Give the records again in full, exactly as they are.

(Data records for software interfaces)
[Start of section]

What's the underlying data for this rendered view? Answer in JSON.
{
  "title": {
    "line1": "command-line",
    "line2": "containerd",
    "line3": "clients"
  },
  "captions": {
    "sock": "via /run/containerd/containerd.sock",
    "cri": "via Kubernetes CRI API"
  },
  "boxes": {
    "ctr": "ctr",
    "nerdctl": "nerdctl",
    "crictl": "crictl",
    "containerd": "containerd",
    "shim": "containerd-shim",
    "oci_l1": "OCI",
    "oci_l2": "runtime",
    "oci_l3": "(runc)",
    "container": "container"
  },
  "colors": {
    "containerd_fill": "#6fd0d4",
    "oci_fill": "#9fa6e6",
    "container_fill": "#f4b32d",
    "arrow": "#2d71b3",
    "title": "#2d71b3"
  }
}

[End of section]

● Written solution
What's the underlying data for this rendered view? Answer in JSON.
{
  "title": {
    "line1": "command-line",
    "line2": "containerd",
    "line3": "clients"
  },
  "captions": {
    "sock": "via /run/containerd/containerd.sock",
    "cri": "via Kubernetes CRI API"
  },
  "boxes": {
    "ctr": "ctr",
    "nerdctl": "nerdctl",
    "crictl": "crictl",
    "containerd": "containerd",
    "shim": "containerd-shim",
    "oci_l1": "OCI",
    "oci_l2": "runtime",
    "oci_l3": "(runc)",
    "container": "container"
  },
  "colors": {
    "containerd_fill": "#6fd0d4",
    "oci_fill": "#9fa6e6",
    "container_fill": "#f4b32d",
    "arrow": "#2d71b3",
    "title": "#2d71b3"
  }
}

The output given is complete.